TB: We often receive emails from members sharing their experiences. This is one of my favorite things–to know that our vision is being realized in others’ homes around the world! We post many of these on the website under “Member Stories”. Here are a few:
A Dutch family traveled throughout the states last summer and stayed with 8 different “Candle in the Window” families. We received one note from a family in NY who especially enjoyed their visit as the wife’s ancestors were Dutch. The cookbook they left as a gift contained many recipes that the host remembered from her own childhood.
Another member from Colorado, a filmmaker and minister of the gospel, stopped over in England with another member on his way to preach in India. As a result, they are considering his returning to help host a European Christian Film Camp.
And one of my favorites… one large family had hosted a family through a Candle In the Window and then didn’t receive any more requests for quite awhile. Her little children began to ask, “Aren’t any more candles coming???” to which the mom replied, “We can pray and ask God to send someone”. And when they checked their inbox, there was another request!
We are also receiving more and more international homeschooling families! It is a deep desire for us to help network these members with one another for fellowship and support within their own countries.
PR: Thank you, Theresa for sharing your experiences and opening up your heart to readers of The Provision Room!
If you would like to know more about A Candle In The Window, we encourage you to check out the website or visit them on Facebook! You will be blessed!
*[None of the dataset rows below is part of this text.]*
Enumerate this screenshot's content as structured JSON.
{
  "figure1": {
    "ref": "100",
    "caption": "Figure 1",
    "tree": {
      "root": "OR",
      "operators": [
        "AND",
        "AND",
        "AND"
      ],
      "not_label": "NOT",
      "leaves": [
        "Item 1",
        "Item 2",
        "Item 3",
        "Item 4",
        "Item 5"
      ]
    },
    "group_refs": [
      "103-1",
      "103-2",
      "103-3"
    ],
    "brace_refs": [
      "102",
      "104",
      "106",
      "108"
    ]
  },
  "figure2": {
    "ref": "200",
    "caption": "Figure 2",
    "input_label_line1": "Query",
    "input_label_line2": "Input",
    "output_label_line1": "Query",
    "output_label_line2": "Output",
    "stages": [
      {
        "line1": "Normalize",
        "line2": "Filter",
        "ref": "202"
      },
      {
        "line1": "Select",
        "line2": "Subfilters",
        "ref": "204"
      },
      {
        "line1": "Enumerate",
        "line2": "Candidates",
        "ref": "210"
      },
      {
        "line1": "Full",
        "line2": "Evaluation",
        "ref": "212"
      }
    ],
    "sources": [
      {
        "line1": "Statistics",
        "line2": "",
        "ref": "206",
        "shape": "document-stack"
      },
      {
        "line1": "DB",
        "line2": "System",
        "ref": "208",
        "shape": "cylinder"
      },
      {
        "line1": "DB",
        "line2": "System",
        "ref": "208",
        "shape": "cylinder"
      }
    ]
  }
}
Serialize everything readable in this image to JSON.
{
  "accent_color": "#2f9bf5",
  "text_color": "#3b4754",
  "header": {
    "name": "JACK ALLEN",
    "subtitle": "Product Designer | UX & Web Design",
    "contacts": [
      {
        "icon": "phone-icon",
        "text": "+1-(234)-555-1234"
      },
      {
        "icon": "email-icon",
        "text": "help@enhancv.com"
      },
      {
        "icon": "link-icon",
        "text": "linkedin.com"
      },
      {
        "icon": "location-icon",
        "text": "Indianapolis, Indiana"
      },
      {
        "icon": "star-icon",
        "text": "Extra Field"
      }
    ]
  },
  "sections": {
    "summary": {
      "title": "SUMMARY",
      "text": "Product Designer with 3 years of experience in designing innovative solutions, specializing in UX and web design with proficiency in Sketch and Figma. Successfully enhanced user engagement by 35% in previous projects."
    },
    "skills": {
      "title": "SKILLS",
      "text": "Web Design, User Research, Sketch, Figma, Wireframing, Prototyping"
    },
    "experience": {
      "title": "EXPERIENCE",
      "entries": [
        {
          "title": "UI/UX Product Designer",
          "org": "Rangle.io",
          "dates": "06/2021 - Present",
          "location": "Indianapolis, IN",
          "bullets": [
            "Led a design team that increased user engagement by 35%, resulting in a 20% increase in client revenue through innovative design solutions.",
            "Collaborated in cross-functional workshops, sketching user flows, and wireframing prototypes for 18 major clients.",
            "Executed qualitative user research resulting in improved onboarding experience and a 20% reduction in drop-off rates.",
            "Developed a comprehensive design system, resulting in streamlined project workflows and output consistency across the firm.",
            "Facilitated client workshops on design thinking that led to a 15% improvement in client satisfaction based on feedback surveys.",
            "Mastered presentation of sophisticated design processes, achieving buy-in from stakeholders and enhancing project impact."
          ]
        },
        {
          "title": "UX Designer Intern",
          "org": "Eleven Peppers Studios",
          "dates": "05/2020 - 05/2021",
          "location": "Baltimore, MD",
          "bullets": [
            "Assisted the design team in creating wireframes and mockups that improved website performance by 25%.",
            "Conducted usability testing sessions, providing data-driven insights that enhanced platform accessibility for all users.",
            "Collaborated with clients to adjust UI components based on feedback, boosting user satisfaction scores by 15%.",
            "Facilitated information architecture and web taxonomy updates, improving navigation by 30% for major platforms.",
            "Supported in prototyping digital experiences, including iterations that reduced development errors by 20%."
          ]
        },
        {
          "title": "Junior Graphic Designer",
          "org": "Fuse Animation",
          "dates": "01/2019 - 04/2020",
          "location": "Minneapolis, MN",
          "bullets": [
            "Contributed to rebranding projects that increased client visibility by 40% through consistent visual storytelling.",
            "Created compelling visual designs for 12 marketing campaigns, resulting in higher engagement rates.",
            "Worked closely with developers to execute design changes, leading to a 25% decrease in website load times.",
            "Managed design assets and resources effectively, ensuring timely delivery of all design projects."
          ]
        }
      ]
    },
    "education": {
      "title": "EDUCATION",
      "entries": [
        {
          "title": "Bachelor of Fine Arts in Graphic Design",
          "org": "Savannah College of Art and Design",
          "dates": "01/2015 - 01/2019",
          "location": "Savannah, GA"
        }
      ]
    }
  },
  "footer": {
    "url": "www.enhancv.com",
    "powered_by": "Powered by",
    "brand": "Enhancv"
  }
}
Most of all, we hope that you will allow the Lord to lead you into greater measures of hospitality, sharing your lives with strangers and letting your light shine in a world that needs it so desperately!
(Linked to Fabulously Frugal Thursdays, Bloom Designs, From The Farm, Small Footprint Friday, Sharendipity Place Pin It Monday, Motivation Monday Making Your Home Sing, You’re Gonna Love It! Backyard Farming Connection #35 Titus 2 Tuesday, Wise Woman Link-Up! Tasty Traditions and Creative HomeAcre Hop)